choice at will.  Some chasers do it.  That is their choice.  My choice to to live to chase another day.  My family likes my
choice as well.

Bascially the area (including  that which is off the map) is bounded by MN 25 on the west, I94 to 169 up to highway 95
over to I35.  South of the Twin Cities metro, anything east of I35 down to the Iowa border is off limits too.   The
exception (at will) is the I94 corridor in Wisconsin from Hudson over to Eau Claire.  Once per uear I play intercept on I94
with cells coming out of the bluff country of Minnesota but it has to be what looks like a big day before I will consider

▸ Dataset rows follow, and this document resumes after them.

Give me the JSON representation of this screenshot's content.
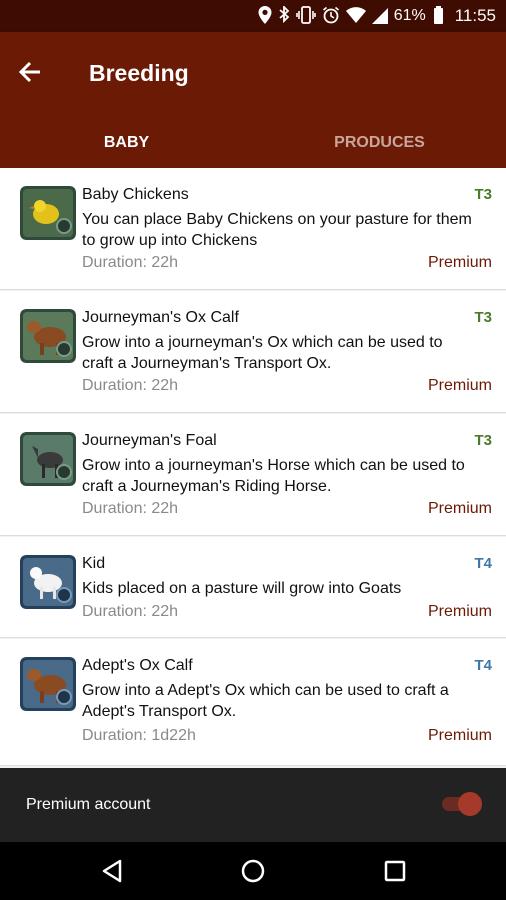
{
  "status": {
    "battery": "61%",
    "time": "11:55"
  },
  "app": {
    "title": "Breeding"
  },
  "tabs": [
    {
      "label": "BABY",
      "active": true
    },
    {
      "label": "PRODUCES",
      "active": false
    }
  ],
  "items": [
    {
      "name": "Baby Chickens",
      "tier": "T3",
      "tier_color": "#4a7a2a",
      "description": "You can place Baby Chickens on your pasture for them to grow up into Chickens",
      "duration": "Duration: 22h",
      "premium": "Premium",
      "icon": "baby-chicken-icon"
    },
    {
      "name": "Journeyman's Ox Calf",
      "tier": "T3",
      "tier_color": "#4a7a2a",
      "description": "Grow into a journeyman's Ox which can be used to craft a Journeyman's Transport Ox.",
      "duration": "Duration: 22h",
      "premium": "Premium",
      "icon": "ox-calf-icon"
    },
    {
      "name": "Journeyman's Foal",
      "tier": "T3",
      "tier_color": "#4a7a2a",
      "description": "Grow into a journeyman's Horse which can be used to craft a Journeyman's Riding Horse.",
      "duration": "Duration: 22h",
      "premium": "Premium",
      "icon": "foal-icon"
    },
    {
      "name": "Kid",
      "tier": "T4",
      "tier_color": "#3f78a6",
      "description": "Kids placed on a pasture will grow into Goats",
      "duration": "Duration: 22h",
      "premium": "Premium",
      "icon": "goat-kid-icon"
    },
    {
      "name": "Adept's Ox Calf",
      "tier": "T4",
      "tier_color": "#3f78a6",
      "description": "Grow into a Adept's Ox which can be used to craft a Adept's Transport Ox.",
      "duration": "Duration: 1d22h",
      "premium": "Premium",
      "icon": "ox-calf-icon"
    }
  ],
  "bottom": {
    "label": "Premium account",
    "toggle_on": true
  },
  "colors": {
    "status_bar": "#3e0c00",
    "app_bar": "#6b1a05",
    "accent": "#6b1a05",
    "bottom_bar": "#222222"
  }
}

trying.
Anyhow, back on topic here.  After doing a quick tire rotation on the car, Cullen I headed out to near Howard Lake, MN in
southern Wright county to take a look at some developing cells.  This one had a really good funnel look alike about 2
minutes before this shot was taken.  The Crow River valley didn't agree with visibilty to shoot though.  Still hd a nice curl
with good rotation for a couple of minutes but it was quickly undercut.  Notice the second cell in the distance off to the left?
Here is the second cell just to the north of Howard Lake.  Not bad structure.  The HLFD was reporting "marble sized hail".  
Um, SKYWARN 101?  I'll donate $0.91 in change for each HL fire rig which is used for SKYWARN operations to help get
accurate reporting in the future.   If that is what it takes, I'm serious.

This cell had decent rising motion on the right side in the inflow region.  I love mini supercells as you can see the entire
textbook structural make up of their beastly  big cousins.  Note the well defined outflow / gust front area to the left side.
The HL cell soon gusted out as well but showed signs of becoming a decent hailer so we high-tailed it for home.  Just as we
pulled into the driveway, the cell caught back up with us.  This hybrid cork-screwed updraft with a mini shelf cloud made
it's way from west to east across our lake.  This put us directly in the vault area on the edge of the core.  HAIL ZONE!!
Cullen keeps on eye on the initial small hail hitting the water on the bay from the upper deck (yes, it is covered).
OK!!!  THIS IS MORE LIKE IT!!!  Trees getting shredded, nickle (and some larger) hail coming down in
copious amounts, the raspberry bushes getting decimated (sorry kids, maybe next year).  Oh yeah, notice in the
photo about dead center the guy in the boat coming across the bay.  Stupidity should be painful!
HARD CORE kids!  Nothing like standing barefoot in hail!  Notice my daughter, Cailyn, on the right.  She insisted
on wearing two hats just in case some more big hail fell.  Note the tree debris stuck to everything.  The winds
gusted into the 40 mph range only, but,the hail roar was awesome!
A self-portrait of sorts as the cell heads east towards the metro area and
treats us to a double rainbow.  Shot was taken from the house in town.
Tried to get some lightning shots off the second round of mini cells late
that night but nothing was going to the ground.  All elevated instability.